docking will be applied to help find candidate small molecules to bind to
functional proteins. More importantly experimental collaborators are eager to test your predictions.
|Assoc Prof Mu Yuguang|
In Silico Approach To
Design a Drug for Osteoarthritis
Osteoarthritis (OA) is a major disabling disease and is ranked as a major cause of chronic pain in adults. The pathology of the illness is characterized by a loss of articular cartilage leading to narrowing of joint space, increased joint friction, potential structural remodeling, persistent pain, and functional impairment. The pro-inflammatory cytokine interleukin 1ß (Human IL-1ß) has several chemical and bioactive characteristics allowing this catabolic protein to be involved in initiation and progression of OA .
For specific inhibition of IL-1 production or activity, various treatment strategies could be used.One such strategy employed in our present study was, inhibiting the action of IL-1 by screening herbal compounds.
In the present study,10 herbal compounds were selected.The compounds chosen were of herbal sources (Ginger- Zingiber officinale) and their 2D, 3D structures, chemical and physical properties were retrieved and analyzed according to Lipinskis rule of five to determine the likeliness of the drug to be oral .Toxicity prediction was done by using online tool Osiris.QSAR analysis was performed. Docking was performed by using offline molecular modeling software, Autodock 4.2.6. By comparing the docking studies of the compounds, and analyzing their binding energies, the compound with least binding energy was selected as the most suitable as the drug.
Nanyang Assistant Professor Miao Yansong
Defence mechanisms of plant for pathogen infection
Eukaryotic species have similar striking mechanisms for defense in response to bacterial pathogen infection. Innate immune response of plant is a complicated system involving several key intracellular events, including sensing and transport of pathogenic signals via the endocytosis process mediated by actin filament assembly in a spatiotemporal manner. Plants are constantly exposed to different types of pathogenic microbes.

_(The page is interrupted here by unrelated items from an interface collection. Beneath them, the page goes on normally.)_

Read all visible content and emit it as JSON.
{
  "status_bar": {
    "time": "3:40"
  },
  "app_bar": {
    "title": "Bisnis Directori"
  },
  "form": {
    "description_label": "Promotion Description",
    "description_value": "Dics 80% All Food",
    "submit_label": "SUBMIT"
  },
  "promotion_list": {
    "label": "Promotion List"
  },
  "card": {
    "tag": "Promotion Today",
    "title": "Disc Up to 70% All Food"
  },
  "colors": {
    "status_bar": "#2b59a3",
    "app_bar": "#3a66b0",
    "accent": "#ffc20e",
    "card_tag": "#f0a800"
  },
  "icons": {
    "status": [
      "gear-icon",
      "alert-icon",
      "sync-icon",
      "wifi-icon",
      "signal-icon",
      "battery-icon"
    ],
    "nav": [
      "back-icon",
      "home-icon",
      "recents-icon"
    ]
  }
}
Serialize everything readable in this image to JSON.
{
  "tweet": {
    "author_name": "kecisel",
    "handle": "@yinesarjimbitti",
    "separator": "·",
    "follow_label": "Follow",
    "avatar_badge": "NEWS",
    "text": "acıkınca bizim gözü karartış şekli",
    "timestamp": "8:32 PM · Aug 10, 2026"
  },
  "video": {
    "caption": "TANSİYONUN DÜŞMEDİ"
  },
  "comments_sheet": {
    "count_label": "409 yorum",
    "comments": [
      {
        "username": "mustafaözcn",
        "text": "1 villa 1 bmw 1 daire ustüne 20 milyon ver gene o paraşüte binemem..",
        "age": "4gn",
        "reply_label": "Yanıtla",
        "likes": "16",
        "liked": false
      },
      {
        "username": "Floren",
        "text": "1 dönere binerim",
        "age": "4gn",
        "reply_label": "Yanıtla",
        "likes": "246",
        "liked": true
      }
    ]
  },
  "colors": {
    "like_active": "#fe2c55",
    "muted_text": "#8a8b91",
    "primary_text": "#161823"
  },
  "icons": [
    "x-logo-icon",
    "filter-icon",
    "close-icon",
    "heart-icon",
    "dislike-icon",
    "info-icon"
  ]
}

In response to pathogen infection, the plant has an innate immune system for defense by recognizing pathogen-associated molecular patterns from pathogen surface. Several major signaling transduction pathways will be activated and triggers ROS generation and cellular structure changes such as actin cytoskeleton. This project will use model plant Arabidopsis to study pathogen infection by performing biochemical assays and cell biology imaging.